What needs to be done: Pictures excluded, copy all of the data below exactly.

Given data:
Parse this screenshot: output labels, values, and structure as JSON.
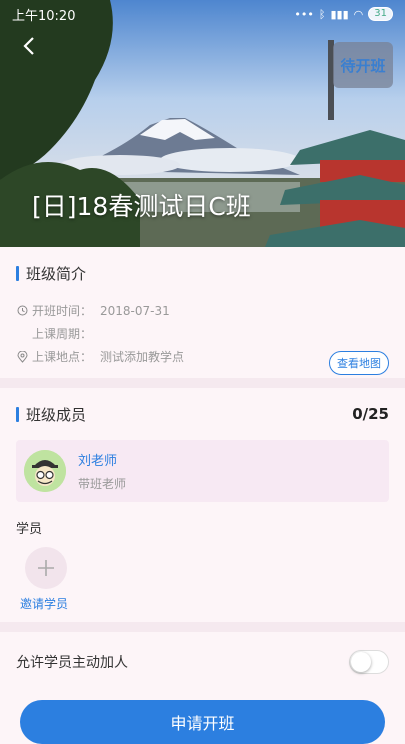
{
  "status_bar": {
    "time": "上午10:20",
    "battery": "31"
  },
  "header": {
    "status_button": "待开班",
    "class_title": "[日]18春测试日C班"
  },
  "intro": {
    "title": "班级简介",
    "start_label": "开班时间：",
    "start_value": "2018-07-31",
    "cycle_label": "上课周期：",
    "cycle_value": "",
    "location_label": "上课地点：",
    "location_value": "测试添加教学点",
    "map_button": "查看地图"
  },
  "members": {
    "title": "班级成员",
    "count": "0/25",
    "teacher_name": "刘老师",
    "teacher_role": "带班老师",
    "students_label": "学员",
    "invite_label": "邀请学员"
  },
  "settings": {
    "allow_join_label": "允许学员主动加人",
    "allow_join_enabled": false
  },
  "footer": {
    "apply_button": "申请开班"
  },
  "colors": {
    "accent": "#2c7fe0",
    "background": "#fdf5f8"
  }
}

Answer section:
Parse this screenshot: output labels, values, and structure as JSON.
{
  "status_bar": {
    "time": "上午10:20",
    "battery": "31"
  },
  "header": {
    "status_button": "待开班",
    "class_title": "[日]18春测试日C班"
  },
  "intro": {
    "title": "班级简介",
    "start_label": "开班时间：",
    "start_value": "2018-07-31",
    "cycle_label": "上课周期：",
    "cycle_value": "",
    "location_label": "上课地点：",
    "location_value": "测试添加教学点",
    "map_button": "查看地图"
  },
  "members": {
    "title": "班级成员",
    "count": "0/25",
    "teacher_name": "刘老师",
    "teacher_role": "带班老师",
    "students_label": "学员",
    "invite_label": "邀请学员"
  },
  "settings": {
    "allow_join_label": "允许学员主动加人",
    "allow_join_enabled": false
  },
  "footer": {
    "apply_button": "申请开班"
  },
  "colors": {
    "accent": "#2c7fe0",
    "background": "#fdf5f8"
  }
}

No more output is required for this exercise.